Do you have sin(2x)= 2sin(x)cos(x) and $cos(2x)= cos^2(x)- sin^2(x)$? Do you have sin(x+ y)= sin(x)cos(y)+ cos(x)sin(y)? If so then you know that $sin(3x)= sin(2x+ x)= sin(2x)cos(x)+ cos(2x)sin(x)= (2sin(x)cos(x))cos(x)+ (cos^2(x)- sin^2(x))sin(x)$ $= 2sin(x)cos^2(x)+ sin(x)cos^2(x)- sin^3(x)= 3sin(x)cos^2(x)- sin^3(x)$. And, of course, $cos^2(x)= 1- sin^2(x)$ so that says that $sin(3x)= 3sin(x)- 4sin^3(x)$.
• Mar 20th 2011, 04:02 AM
mr fantastic
Quote:

Originally Posted by chris99191
Find the general solution to sin3x+sin2x=0

I cant figure out where to start and how to solve it. I think maybe factorising to sin(3x+2x) but im not sure

$\sin(3x) + \sin(2x) = 0 \Rightarrow \sin(3x) = -\sin(2x) \Rightarrow \sin(3x) = \sin(-2x)$.

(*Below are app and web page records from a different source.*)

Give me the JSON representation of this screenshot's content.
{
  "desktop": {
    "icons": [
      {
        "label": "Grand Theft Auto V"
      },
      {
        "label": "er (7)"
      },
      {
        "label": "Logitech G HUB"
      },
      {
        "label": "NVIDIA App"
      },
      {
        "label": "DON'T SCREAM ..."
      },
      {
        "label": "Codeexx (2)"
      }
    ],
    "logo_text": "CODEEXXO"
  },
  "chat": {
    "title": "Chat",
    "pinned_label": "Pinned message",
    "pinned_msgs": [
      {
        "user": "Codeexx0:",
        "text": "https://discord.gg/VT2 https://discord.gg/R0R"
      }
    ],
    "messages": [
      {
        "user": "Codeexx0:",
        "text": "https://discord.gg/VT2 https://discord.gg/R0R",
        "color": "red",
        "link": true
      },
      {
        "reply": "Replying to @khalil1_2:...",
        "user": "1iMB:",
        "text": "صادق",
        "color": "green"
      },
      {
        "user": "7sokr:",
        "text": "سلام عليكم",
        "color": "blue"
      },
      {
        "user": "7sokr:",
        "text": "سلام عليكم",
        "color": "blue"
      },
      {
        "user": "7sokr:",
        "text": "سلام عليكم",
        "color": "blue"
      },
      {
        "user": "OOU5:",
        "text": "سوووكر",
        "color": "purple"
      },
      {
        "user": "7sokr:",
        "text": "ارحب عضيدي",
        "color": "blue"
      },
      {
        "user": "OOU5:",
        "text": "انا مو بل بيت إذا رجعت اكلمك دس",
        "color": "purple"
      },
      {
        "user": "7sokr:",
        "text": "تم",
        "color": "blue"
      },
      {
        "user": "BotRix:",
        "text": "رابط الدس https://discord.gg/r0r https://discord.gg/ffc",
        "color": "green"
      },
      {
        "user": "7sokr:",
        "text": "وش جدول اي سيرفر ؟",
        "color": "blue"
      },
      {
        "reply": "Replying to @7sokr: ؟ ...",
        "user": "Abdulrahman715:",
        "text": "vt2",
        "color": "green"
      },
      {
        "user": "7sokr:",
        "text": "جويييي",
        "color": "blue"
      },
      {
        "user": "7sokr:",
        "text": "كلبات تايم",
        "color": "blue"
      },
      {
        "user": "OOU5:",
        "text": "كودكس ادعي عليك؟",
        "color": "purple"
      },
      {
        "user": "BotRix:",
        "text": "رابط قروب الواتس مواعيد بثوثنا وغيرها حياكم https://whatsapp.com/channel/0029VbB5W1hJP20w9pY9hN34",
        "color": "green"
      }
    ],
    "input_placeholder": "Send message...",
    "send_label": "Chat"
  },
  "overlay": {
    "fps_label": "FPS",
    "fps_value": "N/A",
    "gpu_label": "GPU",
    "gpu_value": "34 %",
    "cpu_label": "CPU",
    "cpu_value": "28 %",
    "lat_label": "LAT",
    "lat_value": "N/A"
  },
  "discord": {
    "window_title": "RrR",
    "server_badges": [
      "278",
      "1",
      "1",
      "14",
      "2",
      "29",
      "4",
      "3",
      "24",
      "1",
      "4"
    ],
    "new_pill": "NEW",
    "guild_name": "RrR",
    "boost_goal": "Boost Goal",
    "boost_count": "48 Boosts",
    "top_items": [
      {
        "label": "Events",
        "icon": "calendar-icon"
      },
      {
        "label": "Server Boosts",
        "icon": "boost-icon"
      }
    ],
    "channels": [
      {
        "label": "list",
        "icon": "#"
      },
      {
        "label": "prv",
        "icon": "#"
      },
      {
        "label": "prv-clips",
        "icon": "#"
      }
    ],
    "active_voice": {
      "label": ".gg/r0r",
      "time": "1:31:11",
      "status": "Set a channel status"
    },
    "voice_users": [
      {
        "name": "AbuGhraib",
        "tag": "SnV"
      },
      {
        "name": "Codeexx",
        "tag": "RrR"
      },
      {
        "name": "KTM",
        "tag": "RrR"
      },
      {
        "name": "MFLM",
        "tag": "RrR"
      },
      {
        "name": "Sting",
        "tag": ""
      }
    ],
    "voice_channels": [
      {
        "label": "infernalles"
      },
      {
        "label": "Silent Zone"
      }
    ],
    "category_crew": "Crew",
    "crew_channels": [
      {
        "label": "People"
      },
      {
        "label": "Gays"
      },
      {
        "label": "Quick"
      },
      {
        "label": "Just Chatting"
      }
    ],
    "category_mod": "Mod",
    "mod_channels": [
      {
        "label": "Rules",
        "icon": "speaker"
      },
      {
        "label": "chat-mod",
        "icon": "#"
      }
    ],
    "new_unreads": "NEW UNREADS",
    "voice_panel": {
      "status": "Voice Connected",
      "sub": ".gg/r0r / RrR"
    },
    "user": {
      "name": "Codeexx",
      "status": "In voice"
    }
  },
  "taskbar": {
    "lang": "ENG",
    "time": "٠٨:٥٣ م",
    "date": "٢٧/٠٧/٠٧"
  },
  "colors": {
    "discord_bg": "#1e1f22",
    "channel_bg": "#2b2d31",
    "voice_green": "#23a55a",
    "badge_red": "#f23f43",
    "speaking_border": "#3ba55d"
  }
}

Case 1: $3x = -2x + 2n \pi \Rightarrow x = ....$

Case 2: $3x = \pi - (-2x) + 2n \pi \Rightarrow x = ....$

In both cases n is an integer.

NB: If $\sin(A) = \sin(B)$ then either $A = B + 2n \pi$ or $A = \pi - B + 2n \pi$.
• Mar 20th 2011, 02:14 PM
chris99191
Thankyou for your reply but HallsofIvy your end solution is not the general solution which is what is required in this exercise im doing and mr fantastic its the same with you
• Mar 20th 2011, 02:18 PM
chris99191
Thankyou both of you for your help but your end answers are not in the general solution form, which is the requirement for this exercise im doing
• Mar 20th 2011, 03:06 PM
topsquark
Quote:

Originally Posted by chris99191
Thankyou for your reply but HallsofIvy your end solution is not the general solution which is what is required in this exercise im doing and mr fantastic its the same with you

What "general" solution do you need? They are as general an answer as any I can think of.

-Dan
• Mar 20th 2011, 03:15 PM
chris99191
i think in the form
if sin theta=sin a then theta=n.pi+(-1)^n.a
• Mar 20th 2011, 04:40 PM
topsquark
Quote:

Originally Posted by chris99191
i think in the form
if sin theta=sin a then theta=n.pi+(-1)^n.a

$x = 2n \pi$ or $x = 2n \pi + \pi$
(with apologies to mr fantastic.)

There is no more general solution to sin(3x) + sin(2x) = 0 than this one.

The only place in trigonometry I have ever run into $(-1)^n$ is when we are talking about the sine or cosine of an angle, not what the angle itself is. For example
$cos(n \pi) = (-1)^n$
where n is an integer, so I don't see how such an expression could get into the form for an angle.

-Dan
• Mar 20th 2011, 06:46 PM
mr fantastic
Quote:

Originally Posted by chris99191
Thankyou for your reply but HallsofIvy your end solution is not the general solution which is what is required in this exercise im doing and mr fantastic its the same with you

The solutions you get from my reply (you need to fill in the gaps) are the general solutions. Substitute values of n and see for yourself.